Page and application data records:
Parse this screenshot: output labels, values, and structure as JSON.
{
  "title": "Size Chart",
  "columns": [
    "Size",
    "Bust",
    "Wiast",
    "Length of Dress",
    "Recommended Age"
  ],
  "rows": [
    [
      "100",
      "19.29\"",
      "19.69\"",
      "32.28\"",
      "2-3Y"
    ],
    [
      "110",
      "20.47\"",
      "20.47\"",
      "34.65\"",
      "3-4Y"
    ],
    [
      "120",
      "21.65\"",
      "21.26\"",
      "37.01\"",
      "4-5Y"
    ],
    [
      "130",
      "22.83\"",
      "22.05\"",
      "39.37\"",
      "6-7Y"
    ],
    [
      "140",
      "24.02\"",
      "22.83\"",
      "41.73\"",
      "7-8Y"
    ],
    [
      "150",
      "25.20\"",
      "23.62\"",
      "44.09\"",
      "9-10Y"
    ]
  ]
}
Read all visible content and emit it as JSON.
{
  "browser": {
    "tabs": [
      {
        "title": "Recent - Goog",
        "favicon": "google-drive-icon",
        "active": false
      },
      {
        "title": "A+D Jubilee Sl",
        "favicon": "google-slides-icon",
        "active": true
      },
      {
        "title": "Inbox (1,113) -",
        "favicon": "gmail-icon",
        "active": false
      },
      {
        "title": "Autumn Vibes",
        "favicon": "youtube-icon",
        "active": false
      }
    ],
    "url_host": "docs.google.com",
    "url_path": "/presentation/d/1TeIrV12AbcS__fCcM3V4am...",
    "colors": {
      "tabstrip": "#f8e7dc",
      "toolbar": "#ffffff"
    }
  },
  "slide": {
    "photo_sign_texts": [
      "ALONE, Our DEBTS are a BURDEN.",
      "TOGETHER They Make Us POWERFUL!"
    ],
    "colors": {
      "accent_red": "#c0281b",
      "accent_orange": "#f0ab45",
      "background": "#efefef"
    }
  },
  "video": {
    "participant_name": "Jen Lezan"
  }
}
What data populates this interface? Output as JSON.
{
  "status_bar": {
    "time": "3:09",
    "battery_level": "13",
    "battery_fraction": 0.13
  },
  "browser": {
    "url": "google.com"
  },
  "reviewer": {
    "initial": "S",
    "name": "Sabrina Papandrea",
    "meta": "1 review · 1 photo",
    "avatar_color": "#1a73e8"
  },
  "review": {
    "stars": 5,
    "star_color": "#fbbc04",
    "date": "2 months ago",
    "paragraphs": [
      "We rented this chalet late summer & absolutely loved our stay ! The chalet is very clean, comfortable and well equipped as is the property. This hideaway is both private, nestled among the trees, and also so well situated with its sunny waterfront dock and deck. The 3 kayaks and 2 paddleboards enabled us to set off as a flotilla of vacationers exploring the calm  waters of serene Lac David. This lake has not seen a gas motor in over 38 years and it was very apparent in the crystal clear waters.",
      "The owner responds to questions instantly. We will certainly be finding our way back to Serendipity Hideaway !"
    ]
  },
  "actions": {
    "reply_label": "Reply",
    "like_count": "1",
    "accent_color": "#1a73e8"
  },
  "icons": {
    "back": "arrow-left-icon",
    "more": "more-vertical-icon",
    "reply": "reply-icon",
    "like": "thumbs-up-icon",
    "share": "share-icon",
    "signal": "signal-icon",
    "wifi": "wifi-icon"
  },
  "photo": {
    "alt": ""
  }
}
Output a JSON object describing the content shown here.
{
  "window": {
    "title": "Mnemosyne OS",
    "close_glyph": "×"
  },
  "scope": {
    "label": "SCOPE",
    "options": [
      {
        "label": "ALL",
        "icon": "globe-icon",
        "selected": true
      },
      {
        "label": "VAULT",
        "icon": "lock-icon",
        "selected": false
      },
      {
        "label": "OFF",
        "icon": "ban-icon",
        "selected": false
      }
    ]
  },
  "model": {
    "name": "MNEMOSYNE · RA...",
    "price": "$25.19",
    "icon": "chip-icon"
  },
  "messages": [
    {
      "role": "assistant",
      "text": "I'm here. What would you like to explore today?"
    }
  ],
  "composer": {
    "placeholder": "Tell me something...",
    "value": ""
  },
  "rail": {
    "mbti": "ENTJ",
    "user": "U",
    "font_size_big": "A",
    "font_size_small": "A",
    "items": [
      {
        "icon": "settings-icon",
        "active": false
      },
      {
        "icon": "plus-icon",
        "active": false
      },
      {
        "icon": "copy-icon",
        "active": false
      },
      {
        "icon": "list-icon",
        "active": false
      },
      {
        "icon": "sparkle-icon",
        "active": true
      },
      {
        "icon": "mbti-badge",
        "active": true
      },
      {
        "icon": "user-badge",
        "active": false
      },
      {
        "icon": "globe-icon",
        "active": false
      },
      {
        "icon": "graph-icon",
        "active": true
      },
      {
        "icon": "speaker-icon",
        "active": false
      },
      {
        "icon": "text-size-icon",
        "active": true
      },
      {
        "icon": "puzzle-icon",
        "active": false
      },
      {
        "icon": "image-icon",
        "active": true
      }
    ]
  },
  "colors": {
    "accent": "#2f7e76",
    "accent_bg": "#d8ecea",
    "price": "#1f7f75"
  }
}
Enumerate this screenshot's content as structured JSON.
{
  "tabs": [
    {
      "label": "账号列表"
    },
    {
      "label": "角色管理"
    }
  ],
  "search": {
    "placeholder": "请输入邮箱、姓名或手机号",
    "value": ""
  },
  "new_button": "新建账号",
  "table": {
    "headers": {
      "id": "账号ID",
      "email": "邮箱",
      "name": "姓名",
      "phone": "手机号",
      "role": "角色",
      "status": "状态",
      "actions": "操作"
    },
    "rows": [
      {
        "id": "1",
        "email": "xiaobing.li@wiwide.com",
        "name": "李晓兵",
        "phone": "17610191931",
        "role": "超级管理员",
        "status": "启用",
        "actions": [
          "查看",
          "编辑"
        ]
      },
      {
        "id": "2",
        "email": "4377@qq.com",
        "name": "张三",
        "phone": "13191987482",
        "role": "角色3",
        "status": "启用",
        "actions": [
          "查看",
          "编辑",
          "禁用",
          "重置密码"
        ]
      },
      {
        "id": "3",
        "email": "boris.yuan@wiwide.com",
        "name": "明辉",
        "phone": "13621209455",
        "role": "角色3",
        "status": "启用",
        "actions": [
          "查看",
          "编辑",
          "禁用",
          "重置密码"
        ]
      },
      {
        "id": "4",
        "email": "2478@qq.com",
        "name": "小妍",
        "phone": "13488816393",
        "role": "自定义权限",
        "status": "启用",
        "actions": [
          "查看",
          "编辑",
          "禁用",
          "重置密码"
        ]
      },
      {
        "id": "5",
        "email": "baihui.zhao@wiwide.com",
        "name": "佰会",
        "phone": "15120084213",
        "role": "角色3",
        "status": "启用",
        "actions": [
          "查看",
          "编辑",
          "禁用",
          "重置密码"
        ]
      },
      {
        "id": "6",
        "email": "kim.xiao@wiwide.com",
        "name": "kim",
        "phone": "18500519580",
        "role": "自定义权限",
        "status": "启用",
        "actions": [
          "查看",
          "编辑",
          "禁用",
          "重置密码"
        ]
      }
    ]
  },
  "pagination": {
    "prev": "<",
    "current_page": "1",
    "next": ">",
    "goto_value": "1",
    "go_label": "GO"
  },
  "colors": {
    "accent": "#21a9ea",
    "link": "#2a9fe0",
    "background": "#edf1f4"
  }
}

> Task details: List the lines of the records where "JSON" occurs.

> Output of the task:
Parse this screenshot: output labels, values, and structure as JSON.
Read all visible content and emit it as JSON.
What data populates this interface? Output as JSON.
Output a JSON object describing the content shown here.
Enumerate this screenshot's content as structured JSON.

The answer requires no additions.